Daniel Quant, director of investment consulting for Southeast Asia and India at Watson Wyatt in Singapore, has left the firm and returned to his native United Kingdom, leaving a new, somewhat more low-key team in place. This ends a 16-year career in Asia, including long service in Kuala Lumpur and a stint in fund management.

The decision was partly personal and partly a reflection of the high cost of maintaining the Singapore practice, which has plateaued in terms of new business. Naomi Denning, director and regional head of investment consulting in Hong Kong, says the firm sees decreasing budgets for consulting in Singapore, although opportunities remain elsewhere in Southeast Asia, and acknowledges that the past year has been tough on the Southeast Asia business.

Other people familiar with the firm say Quant inherited a sunset business, following the success of former director Andy Budden, who quit to join Capital International in April last year. Budden, and before him former managing director Jon Robinson (now with Vanguard) oversaw a time when Watson Wyatt became the consultant of choice for Singapore's myriad statutory boards and government-linked corporations, a trend that has run its course. Meanwhile rivals such as Mercer Investment Consulting have raised their profile in the region, with Mercer winning work for the Government Pension Corporation in Thailand and the Central Provident Fund in Singapore, for example (although these prestige projects are unlikely to be profitable on their own).

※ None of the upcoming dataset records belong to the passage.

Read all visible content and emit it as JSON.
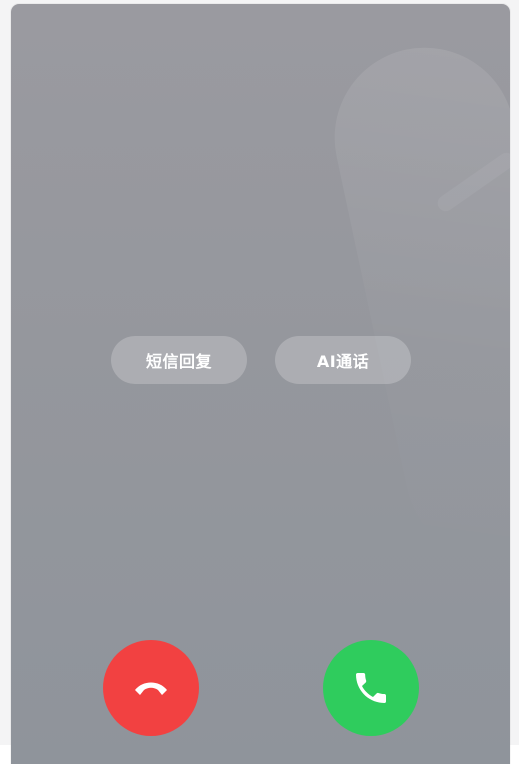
{
  "quick_actions": {
    "sms_reply_label": "短信回复",
    "ai_call_label": "AI通话"
  },
  "call_controls": {
    "decline_icon": "phone-hangup-icon",
    "accept_icon": "phone-icon",
    "decline_color": "#f24141",
    "accept_color": "#2fcc5d"
  }
}
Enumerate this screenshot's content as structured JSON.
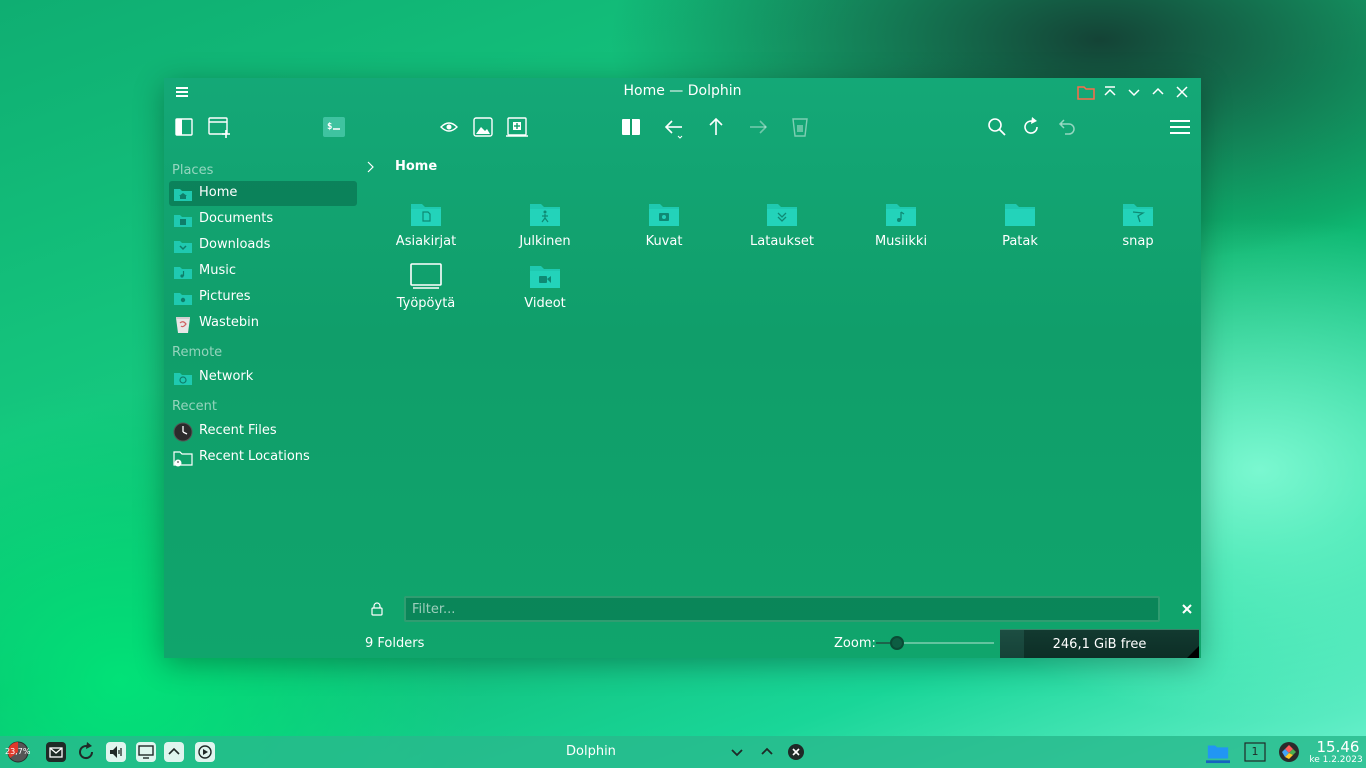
{
  "window": {
    "title": "Home — Dolphin"
  },
  "places": {
    "sections": {
      "places": "Places",
      "remote": "Remote",
      "recent": "Recent"
    },
    "items": [
      {
        "label": "Home",
        "icon": "home-folder-icon",
        "active": true
      },
      {
        "label": "Documents",
        "icon": "documents-folder-icon"
      },
      {
        "label": "Downloads",
        "icon": "downloads-folder-icon"
      },
      {
        "label": "Music",
        "icon": "music-folder-icon"
      },
      {
        "label": "Pictures",
        "icon": "pictures-folder-icon"
      },
      {
        "label": "Wastebin",
        "icon": "wastebin-icon"
      },
      {
        "label": "Network",
        "icon": "network-folder-icon"
      },
      {
        "label": "Recent Files",
        "icon": "recent-files-icon"
      },
      {
        "label": "Recent Locations",
        "icon": "recent-locations-icon"
      }
    ]
  },
  "breadcrumb": {
    "current": "Home"
  },
  "folders": [
    {
      "label": "Asiakirjat",
      "icon": "document-folder-icon"
    },
    {
      "label": "Julkinen",
      "icon": "public-folder-icon"
    },
    {
      "label": "Kuvat",
      "icon": "pictures-folder-icon"
    },
    {
      "label": "Lataukset",
      "icon": "downloads-folder-icon"
    },
    {
      "label": "Musiikki",
      "icon": "music-folder-icon"
    },
    {
      "label": "Patak",
      "icon": "folder-icon"
    },
    {
      "label": "snap",
      "icon": "snap-folder-icon"
    },
    {
      "label": "Työpöytä",
      "icon": "desktop-icon"
    },
    {
      "label": "Videot",
      "icon": "videos-folder-icon"
    }
  ],
  "filter": {
    "placeholder": "Filter..."
  },
  "status": {
    "items_text": "9 Folders",
    "zoom_label": "Zoom:",
    "zoom_level": 0.18,
    "free_space": "246,1 GiB free",
    "used_fraction": 0.12
  },
  "taskbar": {
    "cpu_text": "23,7%",
    "task_title": "Dolphin",
    "desktop_number": "1",
    "clock_time": "15.46",
    "clock_date": "ke 1.2.2023"
  },
  "colors": {
    "accent": "#1de9b6",
    "folder": "#1fc9b0",
    "window_bg": "#10a56c",
    "taskbar_bg": "#28b98c"
  }
}
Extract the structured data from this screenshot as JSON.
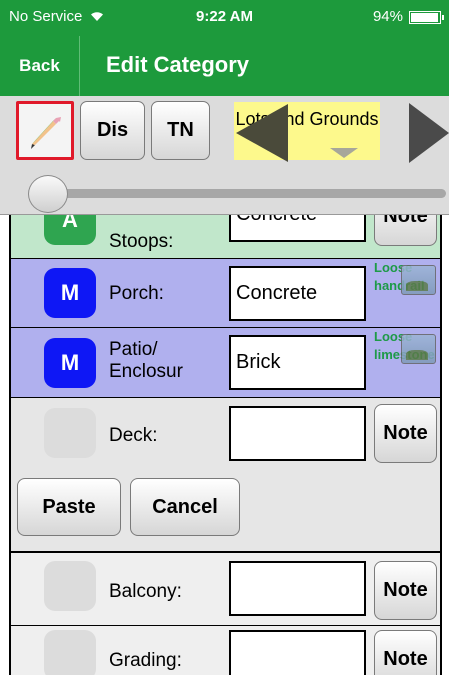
{
  "status_bar": {
    "carrier": "No Service",
    "wifi_icon": "wifi-icon",
    "time": "9:22 AM",
    "battery": "94%"
  },
  "nav": {
    "back": "Back",
    "title": "Edit Category"
  },
  "toolbar": {
    "edit_icon": "pencil-icon",
    "dis": "Dis",
    "tn": "TN",
    "category": "Lots and Grounds",
    "prev_icon": "arrow-left-icon",
    "next_icon": "arrow-right-icon"
  },
  "slider": {
    "level": 0.0
  },
  "rows": [
    {
      "badge": "A",
      "label": "Stoops:",
      "value": "Concrete",
      "note": "Note"
    },
    {
      "badge": "M",
      "label": "Porch:",
      "value": "Concrete",
      "note_text": "Loose handrail"
    },
    {
      "badge": "M",
      "label": "Patio/ Enclosur",
      "value": "Brick",
      "note_text": "Loose limestone"
    },
    {
      "badge": "",
      "label": "Deck:",
      "value": "",
      "note": "Note"
    },
    {
      "badge": "",
      "label": "Balcony:",
      "value": "",
      "note": "Note"
    },
    {
      "badge": "",
      "label": "Grading:",
      "value": "",
      "note": "Note"
    }
  ],
  "actions": {
    "paste": "Paste",
    "cancel": "Cancel"
  },
  "colors": {
    "header_green": "#1d9a3c",
    "highlight_red": "#e0192a",
    "maintenance_blue": "#0e17f5",
    "row_purple": "#b0b0ee",
    "row_green": "#c1e7cb",
    "note_green": "#1e9a48",
    "category_yellow": "#fdf98c"
  }
}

Quant, a senior expatriate, saw the writing on the wall given the high costs he represented to a mature business. With an eye to the future, Quant's major achievement has been to build a team in Singapore and Malaysia who can maintain the firm's current business activity, and he oversaw the integration of the two markets into a single P&L line. Now Tan Jenn-Yee will run Singapore and Malaysia, after a decade of working on the funds management side, while Puah Ser-Sze oversees the day-to-day operations in Kuala Lumpur. Quant, meanwhile, is expected to look for work in the UK.

"We have a good team in place in Singapore," Denning says. "I'm very comfortable with them, and they are plugged into the firm." Her goal is to leverage Watson Wyatt's global resources to put the Southeast Asia practice on a more sustainable financial footing while continuing to serve existing clients and exploit any new opportunities that arise.